As a result of a visit to the bitumen refinery and discussing the future vision of bitumen quality and the certainty of its supply, the following memo was formulated to describe the possibilities for improving bitumen by adding RheoFalt HP-AM. The use of a high percentage of recycled asphalt is becoming more common. The technologies are more advanced, the regulations less strict, and the demand for sustainable products continues to increase. Especially in Western Europe, various incentive measures continuously increase the need to maintain the required quality level while adding limited quantities of bitumen to a mixture. In the current environment, which stimulates the option of complete recycling, lots of research has been carried out in the past decade. As of last year, the restriction of Reclaimed Asphalt Pavement (RAP) usage to about 50% in the bottom and intermediate layers is being abandoned and expanded to an average of 80% with the possibility of up to 100% recycling.
Adapting the binding agents
In the past, asphalt mixtures were mostly based on normal (fresh/new) penetration of bitumen. In recent years, we have witnessed a decline in the use of new bitumen in asphalt. Most of the binding agent consists of recycled bitumen and is therefore aged.
Consequently, an increasingly reduced amount of new bitumen has to compensate for a growing amount of aged bitumen. Currently, this means that new bitumen requires a modification to guarantee this extra compensation. The ultimate goal is to ensure that the quality of the end product (the mix between old and new bitumen) minimally maintains the same characteristics as that of the bitumen that we have known for the past decades. After all, the risks and guarantees stated in the current construction documents have not decreased, but only increased.

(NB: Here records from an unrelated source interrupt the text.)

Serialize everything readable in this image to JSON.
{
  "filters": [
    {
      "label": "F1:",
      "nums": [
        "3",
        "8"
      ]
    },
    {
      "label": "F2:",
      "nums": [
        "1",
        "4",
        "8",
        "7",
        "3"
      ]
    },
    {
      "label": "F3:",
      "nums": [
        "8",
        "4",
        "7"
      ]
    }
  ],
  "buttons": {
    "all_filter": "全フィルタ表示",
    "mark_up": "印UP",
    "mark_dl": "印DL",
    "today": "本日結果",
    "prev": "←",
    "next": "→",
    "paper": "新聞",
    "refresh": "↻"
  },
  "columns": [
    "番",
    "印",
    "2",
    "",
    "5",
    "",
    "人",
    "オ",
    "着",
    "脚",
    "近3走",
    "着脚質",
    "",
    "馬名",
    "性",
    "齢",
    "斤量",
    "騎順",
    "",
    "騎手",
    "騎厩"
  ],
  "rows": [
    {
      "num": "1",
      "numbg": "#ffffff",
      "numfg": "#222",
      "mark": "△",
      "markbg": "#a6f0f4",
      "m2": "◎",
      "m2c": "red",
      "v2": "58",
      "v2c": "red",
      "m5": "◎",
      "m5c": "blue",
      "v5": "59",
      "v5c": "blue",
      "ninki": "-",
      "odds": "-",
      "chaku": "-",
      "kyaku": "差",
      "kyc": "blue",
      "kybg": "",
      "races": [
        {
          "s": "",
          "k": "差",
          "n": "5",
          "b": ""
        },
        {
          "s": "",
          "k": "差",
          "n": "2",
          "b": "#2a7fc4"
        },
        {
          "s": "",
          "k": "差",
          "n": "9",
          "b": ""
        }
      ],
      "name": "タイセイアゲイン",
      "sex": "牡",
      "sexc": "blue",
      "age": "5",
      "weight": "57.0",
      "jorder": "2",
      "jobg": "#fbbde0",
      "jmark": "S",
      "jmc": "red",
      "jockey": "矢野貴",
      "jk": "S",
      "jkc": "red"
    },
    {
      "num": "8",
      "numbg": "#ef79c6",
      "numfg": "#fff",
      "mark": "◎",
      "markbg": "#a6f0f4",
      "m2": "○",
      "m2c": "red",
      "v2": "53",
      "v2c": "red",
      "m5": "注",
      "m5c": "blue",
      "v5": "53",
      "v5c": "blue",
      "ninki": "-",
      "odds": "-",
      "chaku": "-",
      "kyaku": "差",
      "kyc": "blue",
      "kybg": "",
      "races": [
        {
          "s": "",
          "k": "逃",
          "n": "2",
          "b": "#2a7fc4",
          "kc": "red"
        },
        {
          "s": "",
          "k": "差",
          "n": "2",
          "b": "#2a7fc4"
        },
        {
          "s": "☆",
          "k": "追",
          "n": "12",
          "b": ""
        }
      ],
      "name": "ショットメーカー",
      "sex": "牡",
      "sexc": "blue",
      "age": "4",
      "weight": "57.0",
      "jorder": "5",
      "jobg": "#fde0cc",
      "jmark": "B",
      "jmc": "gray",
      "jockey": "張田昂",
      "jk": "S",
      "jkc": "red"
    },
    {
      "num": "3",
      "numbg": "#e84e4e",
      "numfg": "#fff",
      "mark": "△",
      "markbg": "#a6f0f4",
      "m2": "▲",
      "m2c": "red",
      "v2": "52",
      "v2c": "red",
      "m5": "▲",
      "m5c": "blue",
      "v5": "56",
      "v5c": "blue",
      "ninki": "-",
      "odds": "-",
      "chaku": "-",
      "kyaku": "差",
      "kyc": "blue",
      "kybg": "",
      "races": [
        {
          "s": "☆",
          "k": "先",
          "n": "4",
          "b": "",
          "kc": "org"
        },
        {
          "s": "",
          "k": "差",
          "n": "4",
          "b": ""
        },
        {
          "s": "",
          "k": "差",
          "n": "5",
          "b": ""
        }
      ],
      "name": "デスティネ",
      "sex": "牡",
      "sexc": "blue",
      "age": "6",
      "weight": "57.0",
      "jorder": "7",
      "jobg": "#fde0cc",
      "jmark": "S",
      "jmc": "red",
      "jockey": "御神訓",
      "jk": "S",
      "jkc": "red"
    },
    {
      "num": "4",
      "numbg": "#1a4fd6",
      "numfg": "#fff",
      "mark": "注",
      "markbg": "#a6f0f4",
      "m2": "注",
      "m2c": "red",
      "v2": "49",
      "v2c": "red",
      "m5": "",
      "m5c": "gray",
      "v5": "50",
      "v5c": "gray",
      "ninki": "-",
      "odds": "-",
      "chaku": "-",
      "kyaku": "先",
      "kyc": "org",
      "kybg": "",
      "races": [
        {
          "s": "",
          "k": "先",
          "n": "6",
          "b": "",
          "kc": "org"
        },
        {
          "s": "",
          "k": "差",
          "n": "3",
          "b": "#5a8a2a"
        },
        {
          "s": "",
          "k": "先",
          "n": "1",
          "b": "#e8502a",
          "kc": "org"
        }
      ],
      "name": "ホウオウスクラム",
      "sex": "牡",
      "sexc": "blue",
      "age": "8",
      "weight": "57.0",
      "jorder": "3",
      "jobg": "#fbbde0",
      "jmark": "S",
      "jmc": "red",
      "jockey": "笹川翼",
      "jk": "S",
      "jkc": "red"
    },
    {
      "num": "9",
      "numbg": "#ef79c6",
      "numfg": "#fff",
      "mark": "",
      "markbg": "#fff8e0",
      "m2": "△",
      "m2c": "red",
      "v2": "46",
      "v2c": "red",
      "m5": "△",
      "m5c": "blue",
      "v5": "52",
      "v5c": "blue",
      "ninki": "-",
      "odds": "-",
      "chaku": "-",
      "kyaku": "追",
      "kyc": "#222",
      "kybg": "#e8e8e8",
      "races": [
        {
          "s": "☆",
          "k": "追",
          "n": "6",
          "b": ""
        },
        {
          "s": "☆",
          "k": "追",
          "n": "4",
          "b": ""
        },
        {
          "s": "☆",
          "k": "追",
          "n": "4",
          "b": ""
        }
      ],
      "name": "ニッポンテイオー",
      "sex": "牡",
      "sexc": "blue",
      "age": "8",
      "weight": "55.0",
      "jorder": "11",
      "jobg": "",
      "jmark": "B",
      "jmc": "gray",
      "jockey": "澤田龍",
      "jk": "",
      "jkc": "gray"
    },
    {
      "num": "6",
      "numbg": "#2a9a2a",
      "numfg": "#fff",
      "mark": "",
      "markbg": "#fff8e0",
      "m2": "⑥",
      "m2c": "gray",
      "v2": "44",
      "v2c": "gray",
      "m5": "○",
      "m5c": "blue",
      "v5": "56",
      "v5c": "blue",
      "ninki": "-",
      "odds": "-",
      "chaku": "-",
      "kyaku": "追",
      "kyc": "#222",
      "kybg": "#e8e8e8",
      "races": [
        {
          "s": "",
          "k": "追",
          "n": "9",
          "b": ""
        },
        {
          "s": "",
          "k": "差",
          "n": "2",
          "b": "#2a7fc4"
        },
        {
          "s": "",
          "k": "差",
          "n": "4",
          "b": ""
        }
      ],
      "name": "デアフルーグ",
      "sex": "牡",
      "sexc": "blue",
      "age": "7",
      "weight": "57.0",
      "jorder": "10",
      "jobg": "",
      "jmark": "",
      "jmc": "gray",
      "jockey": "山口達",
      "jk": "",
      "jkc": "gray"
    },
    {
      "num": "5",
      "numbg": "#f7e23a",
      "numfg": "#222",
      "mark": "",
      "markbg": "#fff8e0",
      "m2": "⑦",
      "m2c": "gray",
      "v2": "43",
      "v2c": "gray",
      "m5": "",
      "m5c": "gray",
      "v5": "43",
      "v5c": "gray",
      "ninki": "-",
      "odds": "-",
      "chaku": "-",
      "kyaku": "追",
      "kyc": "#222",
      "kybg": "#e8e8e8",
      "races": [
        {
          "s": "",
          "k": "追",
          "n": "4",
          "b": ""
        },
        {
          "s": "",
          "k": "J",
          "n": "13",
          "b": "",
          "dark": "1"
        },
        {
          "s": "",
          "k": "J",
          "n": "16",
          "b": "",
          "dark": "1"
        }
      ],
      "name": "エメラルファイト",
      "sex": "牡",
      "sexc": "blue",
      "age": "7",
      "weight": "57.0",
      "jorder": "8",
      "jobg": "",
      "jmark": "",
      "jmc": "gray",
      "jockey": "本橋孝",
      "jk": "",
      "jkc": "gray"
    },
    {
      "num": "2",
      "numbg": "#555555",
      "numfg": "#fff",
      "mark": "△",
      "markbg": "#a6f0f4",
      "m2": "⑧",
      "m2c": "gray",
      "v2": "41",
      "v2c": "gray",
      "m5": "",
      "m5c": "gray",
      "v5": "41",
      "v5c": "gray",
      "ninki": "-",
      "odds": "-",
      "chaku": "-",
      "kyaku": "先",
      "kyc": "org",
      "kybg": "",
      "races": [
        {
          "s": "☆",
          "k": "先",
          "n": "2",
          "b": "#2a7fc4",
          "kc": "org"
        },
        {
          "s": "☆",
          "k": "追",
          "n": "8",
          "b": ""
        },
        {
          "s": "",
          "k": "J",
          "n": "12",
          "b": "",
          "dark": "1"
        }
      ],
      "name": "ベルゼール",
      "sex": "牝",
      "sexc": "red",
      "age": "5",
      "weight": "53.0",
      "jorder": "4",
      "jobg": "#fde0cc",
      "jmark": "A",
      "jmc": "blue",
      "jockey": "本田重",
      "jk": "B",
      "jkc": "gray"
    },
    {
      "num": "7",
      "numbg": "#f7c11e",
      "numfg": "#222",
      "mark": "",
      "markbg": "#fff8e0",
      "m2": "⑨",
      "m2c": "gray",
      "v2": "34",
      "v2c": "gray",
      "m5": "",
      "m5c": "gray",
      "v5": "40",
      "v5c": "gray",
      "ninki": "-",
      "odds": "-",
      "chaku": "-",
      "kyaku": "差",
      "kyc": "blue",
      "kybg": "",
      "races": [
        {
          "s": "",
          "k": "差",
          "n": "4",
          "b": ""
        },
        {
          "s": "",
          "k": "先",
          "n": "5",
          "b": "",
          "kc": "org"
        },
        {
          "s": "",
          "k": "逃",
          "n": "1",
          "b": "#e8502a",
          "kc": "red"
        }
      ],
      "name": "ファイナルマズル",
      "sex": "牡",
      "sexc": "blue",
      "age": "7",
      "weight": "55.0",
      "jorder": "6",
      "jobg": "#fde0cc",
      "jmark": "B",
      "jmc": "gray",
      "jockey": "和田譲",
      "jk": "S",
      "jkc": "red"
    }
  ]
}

Thanks to the use of an additive (rejuvenator) it is possible to restore ageing bitumen with new bitumen. The best solutions are often the most simple ones. Years of research have clearly demonstrated the connection between chemical and physical ageing. The polarity of the asphaltene and the possibility of constructing agglomerates is the main cause for the stiffening of bitumen in the long term. A clear difference in the amount of asphaltenes is noticeable when comparing old and new bitumen. This is logical, because – due to the ageing process – the polar high-molecular asphaltenes increase over time and the maltenes decrease. The contemporary bitumen often consists of an increased share of alphaltenes. All the more reason to examine how this agglomeration of the polar asphaltenes can be delayed or prevented. By now, the production of hundred thousands of tons of asphalt has demonstrated that RheoFalt HP-AM binds to the asphaltenes and subsequently, stabilises them.
This means that even though in principle bitumen has a higher share of asphaltene, the increase is far slower in the course of 20 years and therefore compensates for the accelerated decline of the mixture characteristics.
Apparently, when adding RheoFalt HP-AM, even a little bit, the polarity of the mixed share of asphaltenes decreases significantly.
Whereas in the past, aged bitumen with a high level of asphaltene was mixed with lighter components, it now turns out that managing the stabilisation of the polar share in the bitumen generates a much greater effect over time.
This science is new because until now, only the physical component of the asphaltenes was studied while the long-term behaviour of the asphaltenes was ignored. By isolating the polar asphaltenes, growth/agglomeration of asphaltenes can be inhibited and ultimately, scientists will be able to prolong its lifespan even further.
Below is a visual representation of what happens during the aging process with and without RheoFalt HP-AM.
First of all, the normal aging process:
The first figure shows the molecule structure of an asphaltene. Bitumen contains 15% to 25% of these asphaltene molecules. Due to their polar ends, they grow into each other. The second figure shows that asphaltenes are found in the malthene fraction (resin aromatics and hydrocarbons). These substances are not polar and that’s what gives bitumen its flexibility. Thanks to the malthene environment, the asphaltenes float along each other as it were (Figure 3). When bitumen ages (physical aging), the asphaltenes will grow together into big macro-molecules with a rigid behaviour (Figures 4 & 5). In the end, the share of asphaltenes can increase to 30% and more, which disturbs the balance between the flexibility of the malthenes and the rigidness of the asphaltenes. The rigidness of the asphaltenes begins to dominate and the bitumen looses its elasticity. As a result, the traffic load causes cracks and breakage.
The effect of RheoFalt HP-AM
Figure 6 shows the molecule structure of RheoFalt HP-AM. This structure is typical in aromatic resins and contains only a few free atoms that can bind. These ends (Figure 7) bind to the asphaltenes (Figure 8).